[Excerpts from an interface dataset]
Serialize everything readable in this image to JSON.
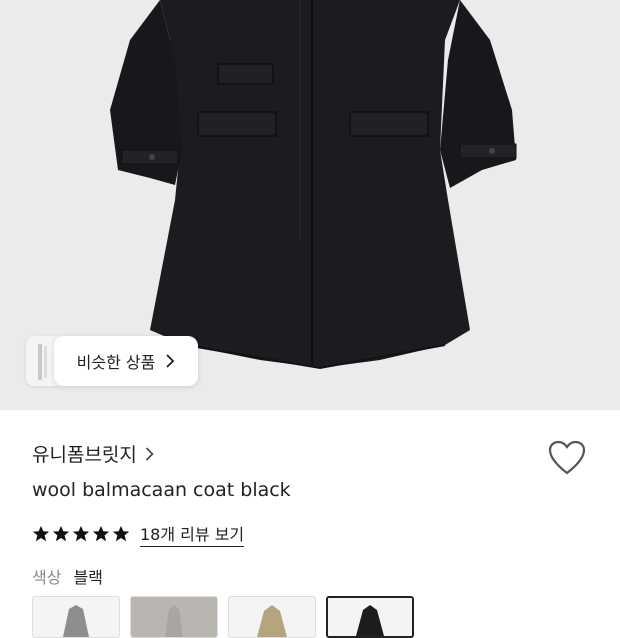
{
  "hero": {
    "similar_label": "비슷한 상품"
  },
  "product": {
    "brand": "유니폼브릿지",
    "title": "wool balmacaan coat black",
    "rating_stars": 5,
    "reviews_label": "18개 리뷰 보기",
    "color_label": "색상",
    "color_value": "블랙"
  },
  "swatches": [
    {
      "color": "#8d8d8d"
    },
    {
      "color": "#b9b6b2"
    },
    {
      "color": "#b5a47d"
    },
    {
      "color": "#1d1d1f",
      "selected": true
    }
  ],
  "colors": {
    "coat": "#1b1c1f",
    "hero_bg": "#ebebeb"
  }
}
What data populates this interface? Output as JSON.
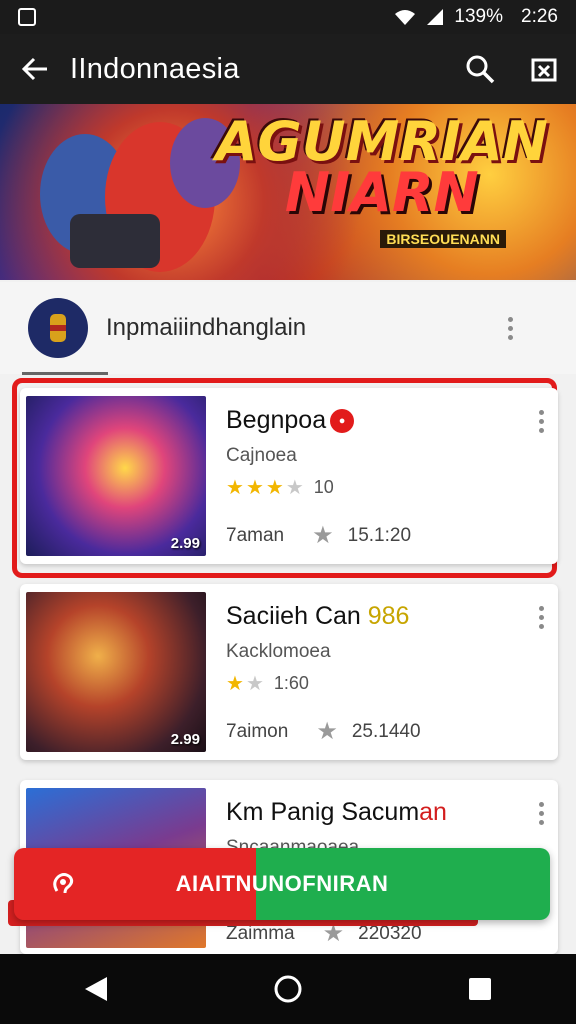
{
  "status_bar": {
    "battery": "139%",
    "time": "2:26"
  },
  "app_bar": {
    "title": "IIndonnaesia"
  },
  "banner": {
    "title_line1": "AGUMRIAN",
    "title_line2": "NIARN",
    "subtitle": "BIRSEOUENANN"
  },
  "section": {
    "title": "Inpmaiiindhanglain"
  },
  "cards": [
    {
      "title": "Begnpoa",
      "subtitle": "Cajnoea",
      "stars": 3,
      "rating": "10",
      "footer_label": "7aman",
      "footer_value": "15.1:20",
      "thumb_badge": "2.99"
    },
    {
      "title": "Saciieh Can ",
      "title_extra": "986",
      "subtitle": "Kacklomoea",
      "stars": 1,
      "rating": "1:60",
      "footer_label": "7aimon",
      "footer_value": "25.1440",
      "thumb_badge": "2.99"
    },
    {
      "title": "Km Panig Sacum",
      "title_extra": "an",
      "subtitle": "Sncaanmaoaea",
      "footer_label": "Zaimma",
      "footer_value": "220320"
    }
  ],
  "action": {
    "label": "AIAITNUNOFNIRAN"
  },
  "colors": {
    "accent_red": "#e21b1b",
    "accent_green": "#1fae4e",
    "app_bar": "#1d1d1d"
  },
  "icons": [
    "back-arrow-icon",
    "search-icon",
    "share-icon",
    "more-vert-icon",
    "star-icon",
    "nav-back-icon",
    "nav-home-icon",
    "nav-recents-icon"
  ]
}
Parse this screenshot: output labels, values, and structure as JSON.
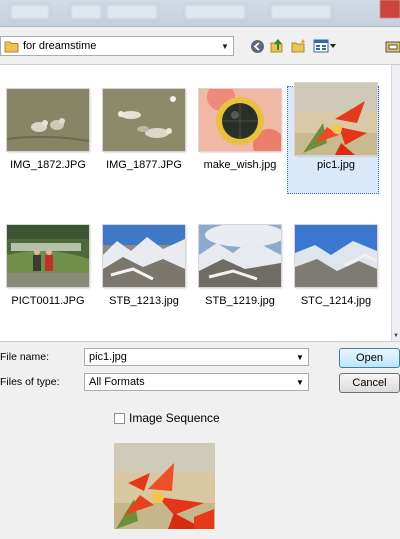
{
  "path_bar": {
    "current_folder": "for dreamstime"
  },
  "files": [
    {
      "name": "IMG_1872.JPG",
      "thumb": "water-birds",
      "selected": false
    },
    {
      "name": "IMG_1877.JPG",
      "thumb": "water-birds-2",
      "selected": false
    },
    {
      "name": "make_wish.jpg",
      "thumb": "wish-dial",
      "selected": false
    },
    {
      "name": "pic1.jpg",
      "thumb": "red-flower",
      "selected": true
    },
    {
      "name": "PICT0011.JPG",
      "thumb": "people-park",
      "selected": false
    },
    {
      "name": "STB_1213.jpg",
      "thumb": "mountains",
      "selected": false
    },
    {
      "name": "STB_1219.jpg",
      "thumb": "mountains-cloud",
      "selected": false
    },
    {
      "name": "STC_1214.jpg",
      "thumb": "mountains-2",
      "selected": false
    }
  ],
  "form": {
    "file_name_label": "File name:",
    "file_name_value": "pic1.jpg",
    "file_type_label": "Files of type:",
    "file_type_value": "All Formats",
    "open_label": "Open",
    "cancel_label": "Cancel",
    "image_sequence_label": "Image Sequence",
    "image_sequence_checked": false
  },
  "colors": {
    "selection_fill": "#dbe8f7",
    "selection_border": "#3b6fb6",
    "open_button": "#bee6fd",
    "folder": "#e8c35a"
  }
}
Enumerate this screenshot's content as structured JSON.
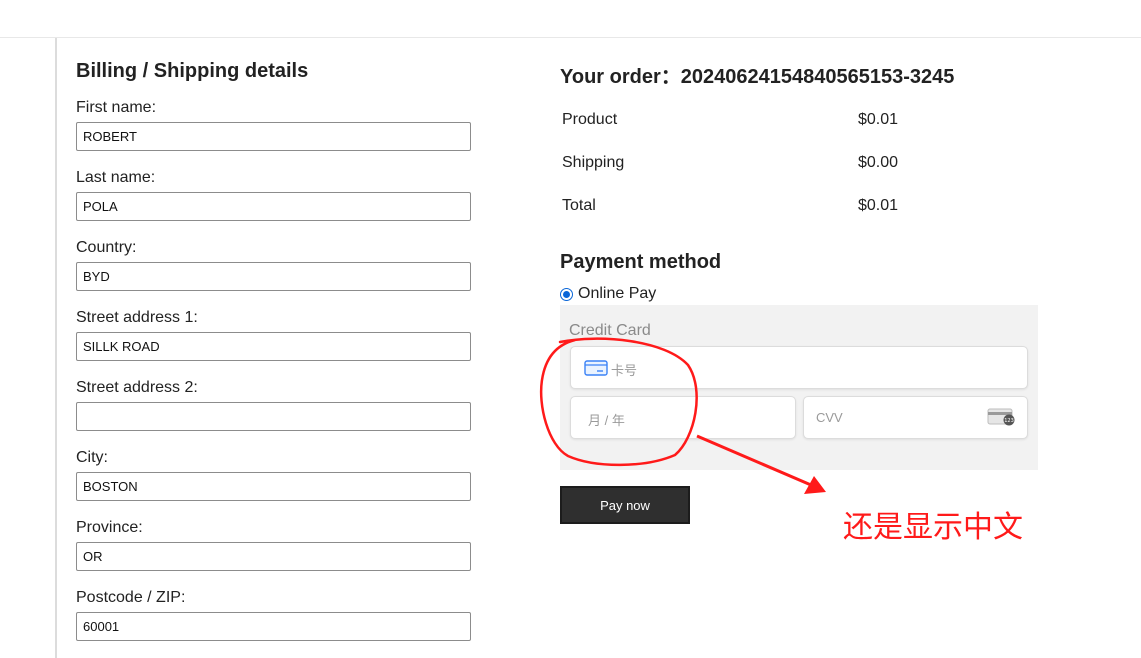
{
  "billing": {
    "title": "Billing / Shipping details",
    "fields": [
      {
        "label": "First name:",
        "value": "ROBERT"
      },
      {
        "label": "Last name:",
        "value": "POLA"
      },
      {
        "label": "Country:",
        "value": "BYD"
      },
      {
        "label": "Street address 1:",
        "value": "SILLK ROAD"
      },
      {
        "label": "Street address 2:",
        "value": ""
      },
      {
        "label": "City:",
        "value": "BOSTON"
      },
      {
        "label": "Province:",
        "value": "OR"
      },
      {
        "label": "Postcode / ZIP:",
        "value": "60001"
      }
    ]
  },
  "order": {
    "title": "Your order：20240624154840565153-3245",
    "rows": [
      {
        "label": "Product",
        "value": "$0.01"
      },
      {
        "label": "Shipping",
        "value": "$0.00"
      },
      {
        "label": "Total",
        "value": "$0.01"
      }
    ]
  },
  "payment": {
    "title": "Payment method",
    "option_label": "Online Pay",
    "credit_card_title": "Credit Card",
    "card_number_placeholder": "卡号",
    "expiry_placeholder": "月 / 年",
    "cvv_placeholder": "CVV",
    "cvv_icon_text": "123",
    "pay_button": "Pay now"
  },
  "annotation": {
    "note": "还是显示中文",
    "color": "#ff1a1a"
  },
  "colors": {
    "radio_accent": "#0a66d8",
    "button_bg": "#2f2f2f",
    "card_panel_bg": "#f2f2f2"
  }
}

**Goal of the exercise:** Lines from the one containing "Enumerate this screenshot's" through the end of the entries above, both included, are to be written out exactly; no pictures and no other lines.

**Task solution:**
Enumerate this screenshot's content as structured JSON.
{
  "billing": {
    "title": "Billing / Shipping details",
    "fields": [
      {
        "label": "First name:",
        "value": "ROBERT"
      },
      {
        "label": "Last name:",
        "value": "POLA"
      },
      {
        "label": "Country:",
        "value": "BYD"
      },
      {
        "label": "Street address 1:",
        "value": "SILLK ROAD"
      },
      {
        "label": "Street address 2:",
        "value": ""
      },
      {
        "label": "City:",
        "value": "BOSTON"
      },
      {
        "label": "Province:",
        "value": "OR"
      },
      {
        "label": "Postcode / ZIP:",
        "value": "60001"
      }
    ]
  },
  "order": {
    "title": "Your order：20240624154840565153-3245",
    "rows": [
      {
        "label": "Product",
        "value": "$0.01"
      },
      {
        "label": "Shipping",
        "value": "$0.00"
      },
      {
        "label": "Total",
        "value": "$0.01"
      }
    ]
  },
  "payment": {
    "title": "Payment method",
    "option_label": "Online Pay",
    "credit_card_title": "Credit Card",
    "card_number_placeholder": "卡号",
    "expiry_placeholder": "月 / 年",
    "cvv_placeholder": "CVV",
    "cvv_icon_text": "123",
    "pay_button": "Pay now"
  },
  "annotation": {
    "note": "还是显示中文",
    "color": "#ff1a1a"
  },
  "colors": {
    "radio_accent": "#0a66d8",
    "button_bg": "#2f2f2f",
    "card_panel_bg": "#f2f2f2"
  }
}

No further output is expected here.